Altered Engineering Reports Lead FEMA to Overhaul Flood Insurance
Altered Hurricane Sandy engineering reports lead to increased oversight.
The Federal Emergency Management Agency is overhauling its national flood insurance program in the wake of litigation stemming from allegations of fraud and tampering with engineering inspection reports of homes damaged by Hurricane Sandy.
FEMA will be reviewing insurance claims of affected policyholders and associated engineering reports and expenses. On March 16, the agency requested that insurance companies that service policies with the flood insurance program to submit information on all claims with dates of loss from October 27 through November 6, 2012. There were 144,473 claims stemming from Hurricane Sandy damage, with 15,841 identified as claims with engineering expenses. Only 530 of these claims were paid at policy limits. Of the 15,311 claims not paid at policy limits, 54% were associated with three questionable firms.
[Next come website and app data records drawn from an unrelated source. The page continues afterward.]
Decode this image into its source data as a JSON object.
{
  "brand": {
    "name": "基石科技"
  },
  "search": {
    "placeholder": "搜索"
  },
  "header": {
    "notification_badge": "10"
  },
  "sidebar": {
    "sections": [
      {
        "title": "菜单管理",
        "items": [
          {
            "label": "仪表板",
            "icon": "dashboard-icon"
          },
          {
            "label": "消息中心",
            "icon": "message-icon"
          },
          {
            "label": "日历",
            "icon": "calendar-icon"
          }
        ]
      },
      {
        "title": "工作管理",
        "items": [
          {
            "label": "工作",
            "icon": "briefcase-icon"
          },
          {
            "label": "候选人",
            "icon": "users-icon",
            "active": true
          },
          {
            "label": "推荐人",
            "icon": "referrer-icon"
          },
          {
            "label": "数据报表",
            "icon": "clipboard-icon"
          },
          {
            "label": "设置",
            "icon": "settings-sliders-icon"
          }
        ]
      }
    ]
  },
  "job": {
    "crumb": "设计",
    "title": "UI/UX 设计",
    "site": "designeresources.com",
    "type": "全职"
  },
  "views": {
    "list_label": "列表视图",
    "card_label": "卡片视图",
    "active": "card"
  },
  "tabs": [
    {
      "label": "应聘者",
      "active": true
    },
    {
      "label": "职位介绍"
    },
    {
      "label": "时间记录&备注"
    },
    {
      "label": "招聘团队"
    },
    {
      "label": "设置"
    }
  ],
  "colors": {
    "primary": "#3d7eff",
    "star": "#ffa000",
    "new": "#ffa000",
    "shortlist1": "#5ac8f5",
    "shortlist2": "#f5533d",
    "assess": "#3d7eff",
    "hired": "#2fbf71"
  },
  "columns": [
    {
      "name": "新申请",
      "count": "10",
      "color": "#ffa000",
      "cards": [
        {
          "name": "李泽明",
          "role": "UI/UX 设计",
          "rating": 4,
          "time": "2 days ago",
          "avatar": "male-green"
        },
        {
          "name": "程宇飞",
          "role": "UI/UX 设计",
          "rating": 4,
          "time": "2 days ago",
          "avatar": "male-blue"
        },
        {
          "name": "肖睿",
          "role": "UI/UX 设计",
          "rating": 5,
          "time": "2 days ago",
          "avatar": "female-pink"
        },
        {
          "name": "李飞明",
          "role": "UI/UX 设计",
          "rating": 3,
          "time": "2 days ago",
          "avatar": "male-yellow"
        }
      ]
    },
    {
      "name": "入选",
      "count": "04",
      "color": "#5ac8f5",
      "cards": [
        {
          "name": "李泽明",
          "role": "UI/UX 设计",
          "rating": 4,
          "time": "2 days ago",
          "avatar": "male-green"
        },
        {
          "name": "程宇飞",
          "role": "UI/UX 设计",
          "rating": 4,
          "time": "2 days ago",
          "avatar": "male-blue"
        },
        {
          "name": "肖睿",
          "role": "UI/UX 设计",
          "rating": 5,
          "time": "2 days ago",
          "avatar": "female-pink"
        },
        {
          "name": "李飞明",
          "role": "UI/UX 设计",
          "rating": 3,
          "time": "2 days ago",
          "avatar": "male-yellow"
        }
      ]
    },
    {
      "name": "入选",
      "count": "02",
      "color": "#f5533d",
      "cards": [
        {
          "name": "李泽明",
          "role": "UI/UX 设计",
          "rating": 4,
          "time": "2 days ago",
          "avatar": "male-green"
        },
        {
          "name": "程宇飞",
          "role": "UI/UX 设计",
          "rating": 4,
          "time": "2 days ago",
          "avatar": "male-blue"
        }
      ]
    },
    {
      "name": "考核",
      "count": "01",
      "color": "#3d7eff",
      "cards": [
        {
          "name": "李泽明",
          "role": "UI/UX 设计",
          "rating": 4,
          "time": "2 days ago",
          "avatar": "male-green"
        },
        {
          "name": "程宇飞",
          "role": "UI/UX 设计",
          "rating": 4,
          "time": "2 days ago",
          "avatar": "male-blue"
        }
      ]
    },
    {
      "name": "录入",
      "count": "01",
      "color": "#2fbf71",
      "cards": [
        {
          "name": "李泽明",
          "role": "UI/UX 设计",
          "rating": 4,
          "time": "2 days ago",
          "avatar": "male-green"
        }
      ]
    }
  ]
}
The agency is overhauling the program to ensure that claims adjustment practices, which seek to prevent overpayments, are not incentivizing underpayments. Program reforms will also include changing the claims and appeals process, aligning management of litigation to prioritize the needs of the flood survivors, and improving customer service throughout the claims process.
Professional engineers and the importance of ethical practice were recently highlighted in a CBS 60 Minutes prime-time news story about the altered engineering reports. The story, which aired on March 1, gave national attention to the improper alteration of PE reports following Hurricane Sandy. CBS’s Sharyn Alfonsi interviewed Andrew Braum, P.E., who inspected more than 180 homes after the hurricane. He said at least 175 of those reports were changed after he completed them. Braum will be recognized at NSPE’s Annual Meeting in July for honoring his duty to the public as a PE and helping to bring this issue to light.
NSPE released a statement applauding the 60 Minutes story for bringing the public’s attention to the important health and safety role that ethical and licensed professional engineers play. The report highlighted the serious ramifications and consequences associated with the unlicensed practice of engineering.